We hear a lot about mold; it can be a confusing subject. Cheese and mold - they go hand in hand. Penicillin and antibiotics are created from molds. And wherever you look in nature, you’re likely to find mold. It’s a decaying mechanism; nature would be overwhelmed with large amounts of organic matter if mold didn’t do its part.
So what makes it bad?
While many molds are harmless and beneficial, many more can be toxic and pose health threats to humans. The word toxic refers to a mold that produces hazardous compounds. Often included in this list is Stachybotrys Chartarum, a greenish-black mold that can grow on home materials such as drywall, paper, paper, and lint, all which is commonplace throughout our homes.
When any of these materials become wet, it sets off a chain reaction that can release the potentially harmful mold. It can cause a chain reaction that causes various symptoms including:
Irritation of eyes, nose, and throat
Worsening of asthma
It’s important to understand that your HVAC system does not generate mold. HVAC systems contain metallic surfaces that will not let organic matter mold grow and thrive. However, if your HVAC system is not properly maintained, it can support mold growth.

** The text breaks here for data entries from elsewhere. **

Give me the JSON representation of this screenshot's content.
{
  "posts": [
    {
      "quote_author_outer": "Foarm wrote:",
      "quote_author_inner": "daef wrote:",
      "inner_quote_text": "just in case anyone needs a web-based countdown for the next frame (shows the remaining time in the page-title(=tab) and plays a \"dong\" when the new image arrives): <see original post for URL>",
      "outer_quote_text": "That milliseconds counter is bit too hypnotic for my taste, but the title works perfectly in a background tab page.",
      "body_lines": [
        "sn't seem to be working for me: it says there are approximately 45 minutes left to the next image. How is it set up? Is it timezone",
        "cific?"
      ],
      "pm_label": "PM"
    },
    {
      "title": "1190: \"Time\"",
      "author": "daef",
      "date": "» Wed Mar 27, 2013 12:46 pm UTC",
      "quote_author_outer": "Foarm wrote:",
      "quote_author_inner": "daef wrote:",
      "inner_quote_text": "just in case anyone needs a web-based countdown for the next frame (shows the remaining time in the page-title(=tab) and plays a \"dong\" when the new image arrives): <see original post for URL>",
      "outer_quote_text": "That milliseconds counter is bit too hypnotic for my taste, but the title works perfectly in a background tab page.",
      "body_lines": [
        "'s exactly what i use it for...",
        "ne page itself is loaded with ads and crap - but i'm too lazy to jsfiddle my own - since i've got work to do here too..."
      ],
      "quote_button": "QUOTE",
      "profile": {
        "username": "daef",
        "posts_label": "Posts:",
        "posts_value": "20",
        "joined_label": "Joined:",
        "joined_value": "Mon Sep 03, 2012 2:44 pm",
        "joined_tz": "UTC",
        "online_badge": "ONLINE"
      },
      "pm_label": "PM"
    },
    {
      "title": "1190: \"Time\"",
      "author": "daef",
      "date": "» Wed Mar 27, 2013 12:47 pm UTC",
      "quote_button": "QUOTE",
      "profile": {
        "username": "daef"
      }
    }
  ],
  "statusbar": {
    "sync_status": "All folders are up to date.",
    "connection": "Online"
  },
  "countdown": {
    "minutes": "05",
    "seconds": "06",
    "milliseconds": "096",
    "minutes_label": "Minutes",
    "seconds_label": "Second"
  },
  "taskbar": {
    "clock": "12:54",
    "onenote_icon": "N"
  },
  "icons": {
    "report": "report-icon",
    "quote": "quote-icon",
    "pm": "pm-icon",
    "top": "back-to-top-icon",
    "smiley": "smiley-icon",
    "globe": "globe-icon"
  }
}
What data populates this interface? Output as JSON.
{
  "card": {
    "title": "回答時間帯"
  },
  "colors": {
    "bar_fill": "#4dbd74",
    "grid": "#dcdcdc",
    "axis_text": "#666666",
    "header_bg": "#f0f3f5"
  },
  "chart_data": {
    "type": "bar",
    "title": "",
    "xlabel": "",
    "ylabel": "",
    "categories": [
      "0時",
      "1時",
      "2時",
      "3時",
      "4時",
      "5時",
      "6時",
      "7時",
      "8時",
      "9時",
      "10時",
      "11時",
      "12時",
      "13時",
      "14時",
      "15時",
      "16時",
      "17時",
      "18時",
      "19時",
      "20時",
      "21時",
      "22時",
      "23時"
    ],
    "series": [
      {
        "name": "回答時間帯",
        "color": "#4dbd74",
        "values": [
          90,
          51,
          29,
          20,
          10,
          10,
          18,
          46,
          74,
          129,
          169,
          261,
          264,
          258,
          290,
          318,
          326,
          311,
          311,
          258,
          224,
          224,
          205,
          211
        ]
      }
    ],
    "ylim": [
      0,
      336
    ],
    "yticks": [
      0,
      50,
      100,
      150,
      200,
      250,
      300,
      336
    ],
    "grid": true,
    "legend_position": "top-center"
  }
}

Your HVAC system should be:
Designed and installed correctly
Properly maintained with regular maintenance to find problems before they grow
Provide proper filtration methods to keep your air clean
Working to control moisture throughout your building
If you suspect mold in your home, the first step is to alert your HVAC contractor immediately. If there is mold, the next step is to identify the type and establish whether it’s toxic. If so, evacuation, abatement, and remediation may be necessary.
Do you suspect mold growth in your home?